*TASK OBJECTIVE*
Precise copying is required. Return the data below in full.

+---+

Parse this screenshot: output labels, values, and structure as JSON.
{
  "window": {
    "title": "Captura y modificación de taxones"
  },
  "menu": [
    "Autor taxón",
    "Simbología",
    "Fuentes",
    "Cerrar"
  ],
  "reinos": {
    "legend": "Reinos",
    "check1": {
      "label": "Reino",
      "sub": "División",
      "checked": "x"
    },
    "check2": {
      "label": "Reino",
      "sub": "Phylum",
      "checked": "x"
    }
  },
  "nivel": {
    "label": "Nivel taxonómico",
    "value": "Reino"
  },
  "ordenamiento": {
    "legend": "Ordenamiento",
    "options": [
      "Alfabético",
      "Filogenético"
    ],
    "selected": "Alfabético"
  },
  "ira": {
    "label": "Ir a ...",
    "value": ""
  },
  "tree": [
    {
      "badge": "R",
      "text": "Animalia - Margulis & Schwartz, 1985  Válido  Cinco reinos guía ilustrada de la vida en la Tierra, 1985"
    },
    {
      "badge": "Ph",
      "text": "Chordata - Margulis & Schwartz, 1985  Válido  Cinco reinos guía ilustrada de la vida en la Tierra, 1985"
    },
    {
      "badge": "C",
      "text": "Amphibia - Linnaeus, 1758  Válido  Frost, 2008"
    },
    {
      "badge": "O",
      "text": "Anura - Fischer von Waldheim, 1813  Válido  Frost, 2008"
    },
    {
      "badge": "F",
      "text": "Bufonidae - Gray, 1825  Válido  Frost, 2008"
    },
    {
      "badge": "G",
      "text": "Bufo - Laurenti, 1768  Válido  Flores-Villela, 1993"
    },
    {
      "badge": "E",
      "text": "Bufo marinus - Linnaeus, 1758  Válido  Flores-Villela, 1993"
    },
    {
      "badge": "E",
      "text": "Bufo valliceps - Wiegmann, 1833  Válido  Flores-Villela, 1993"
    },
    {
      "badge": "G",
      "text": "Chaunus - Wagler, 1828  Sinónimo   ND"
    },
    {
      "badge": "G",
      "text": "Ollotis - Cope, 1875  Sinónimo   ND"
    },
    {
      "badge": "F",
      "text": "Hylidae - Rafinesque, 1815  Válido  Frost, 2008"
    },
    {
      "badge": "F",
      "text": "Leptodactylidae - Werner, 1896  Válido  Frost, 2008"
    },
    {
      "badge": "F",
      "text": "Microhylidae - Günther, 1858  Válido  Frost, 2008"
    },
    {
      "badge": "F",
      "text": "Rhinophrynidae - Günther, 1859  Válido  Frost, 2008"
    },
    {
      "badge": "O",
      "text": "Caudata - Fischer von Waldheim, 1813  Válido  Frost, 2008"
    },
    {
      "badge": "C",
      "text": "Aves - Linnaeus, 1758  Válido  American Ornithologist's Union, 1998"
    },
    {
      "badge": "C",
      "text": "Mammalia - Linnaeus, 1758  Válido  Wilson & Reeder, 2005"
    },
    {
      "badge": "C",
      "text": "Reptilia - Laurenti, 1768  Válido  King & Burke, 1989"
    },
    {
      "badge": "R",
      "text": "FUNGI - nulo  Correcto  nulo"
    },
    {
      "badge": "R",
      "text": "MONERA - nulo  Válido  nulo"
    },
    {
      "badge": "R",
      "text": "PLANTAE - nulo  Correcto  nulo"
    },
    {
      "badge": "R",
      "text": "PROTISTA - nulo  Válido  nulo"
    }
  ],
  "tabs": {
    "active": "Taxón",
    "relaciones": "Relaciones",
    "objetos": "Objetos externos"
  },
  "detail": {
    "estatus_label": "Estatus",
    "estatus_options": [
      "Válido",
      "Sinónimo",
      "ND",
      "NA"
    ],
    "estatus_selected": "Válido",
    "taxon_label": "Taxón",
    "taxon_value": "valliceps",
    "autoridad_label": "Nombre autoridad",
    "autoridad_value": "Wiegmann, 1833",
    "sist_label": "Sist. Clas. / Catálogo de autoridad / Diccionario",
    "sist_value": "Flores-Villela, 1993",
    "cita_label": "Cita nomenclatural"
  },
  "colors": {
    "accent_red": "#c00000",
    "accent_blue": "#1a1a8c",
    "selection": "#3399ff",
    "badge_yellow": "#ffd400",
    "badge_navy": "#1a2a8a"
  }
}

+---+

*SOLUTION TO THIS TASK*
Parse this screenshot: output labels, values, and structure as JSON.
{
  "window": {
    "title": "Captura y modificación de taxones"
  },
  "menu": [
    "Autor taxón",
    "Simbología",
    "Fuentes",
    "Cerrar"
  ],
  "reinos": {
    "legend": "Reinos",
    "check1": {
      "label": "Reino",
      "sub": "División",
      "checked": "x"
    },
    "check2": {
      "label": "Reino",
      "sub": "Phylum",
      "checked": "x"
    }
  },
  "nivel": {
    "label": "Nivel taxonómico",
    "value": "Reino"
  },
  "ordenamiento": {
    "legend": "Ordenamiento",
    "options": [
      "Alfabético",
      "Filogenético"
    ],
    "selected": "Alfabético"
  },
  "ira": {
    "label": "Ir a ...",
    "value": ""
  },
  "tree": [
    {
      "badge": "R",
      "text": "Animalia - Margulis & Schwartz, 1985  Válido  Cinco reinos guía ilustrada de la vida en la Tierra, 1985"
    },
    {
      "badge": "Ph",
      "text": "Chordata - Margulis & Schwartz, 1985  Válido  Cinco reinos guía ilustrada de la vida en la Tierra, 1985"
    },
    {
      "badge": "C",
      "text": "Amphibia - Linnaeus, 1758  Válido  Frost, 2008"
    },
    {
      "badge": "O",
      "text": "Anura - Fischer von Waldheim, 1813  Válido  Frost, 2008"
    },
    {
      "badge": "F",
      "text": "Bufonidae - Gray, 1825  Válido  Frost, 2008"
    },
    {
      "badge": "G",
      "text": "Bufo - Laurenti, 1768  Válido  Flores-Villela, 1993"
    },
    {
      "badge": "E",
      "text": "Bufo marinus - Linnaeus, 1758  Válido  Flores-Villela, 1993"
    },
    {
      "badge": "E",
      "text": "Bufo valliceps - Wiegmann, 1833  Válido  Flores-Villela, 1993"
    },
    {
      "badge": "G",
      "text": "Chaunus - Wagler, 1828  Sinónimo   ND"
    },
    {
      "badge": "G",
      "text": "Ollotis - Cope, 1875  Sinónimo   ND"
    },
    {
      "badge": "F",
      "text": "Hylidae - Rafinesque, 1815  Válido  Frost, 2008"
    },
    {
      "badge": "F",
      "text": "Leptodactylidae - Werner, 1896  Válido  Frost, 2008"
    },
    {
      "badge": "F",
      "text": "Microhylidae - Günther, 1858  Válido  Frost, 2008"
    },
    {
      "badge": "F",
      "text": "Rhinophrynidae - Günther, 1859  Válido  Frost, 2008"
    },
    {
      "badge": "O",
      "text": "Caudata - Fischer von Waldheim, 1813  Válido  Frost, 2008"
    },
    {
      "badge": "C",
      "text": "Aves - Linnaeus, 1758  Válido  American Ornithologist's Union, 1998"
    },
    {
      "badge": "C",
      "text": "Mammalia - Linnaeus, 1758  Válido  Wilson & Reeder, 2005"
    },
    {
      "badge": "C",
      "text": "Reptilia - Laurenti, 1768  Válido  King & Burke, 1989"
    },
    {
      "badge": "R",
      "text": "FUNGI - nulo  Correcto  nulo"
    },
    {
      "badge": "R",
      "text": "MONERA - nulo  Válido  nulo"
    },
    {
      "badge": "R",
      "text": "PLANTAE - nulo  Correcto  nulo"
    },
    {
      "badge": "R",
      "text": "PROTISTA - nulo  Válido  nulo"
    }
  ],
  "tabs": {
    "active": "Taxón",
    "relaciones": "Relaciones",
    "objetos": "Objetos externos"
  },
  "detail": {
    "estatus_label": "Estatus",
    "estatus_options": [
      "Válido",
      "Sinónimo",
      "ND",
      "NA"
    ],
    "estatus_selected": "Válido",
    "taxon_label": "Taxón",
    "taxon_value": "valliceps",
    "autoridad_label": "Nombre autoridad",
    "autoridad_value": "Wiegmann, 1833",
    "sist_label": "Sist. Clas. / Catálogo de autoridad / Diccionario",
    "sist_value": "Flores-Villela, 1993",
    "cita_label": "Cita nomenclatural"
  },
  "colors": {
    "accent_red": "#c00000",
    "accent_blue": "#1a1a8c",
    "selection": "#3399ff",
    "badge_yellow": "#ffd400",
    "badge_navy": "#1a2a8a"
  }
}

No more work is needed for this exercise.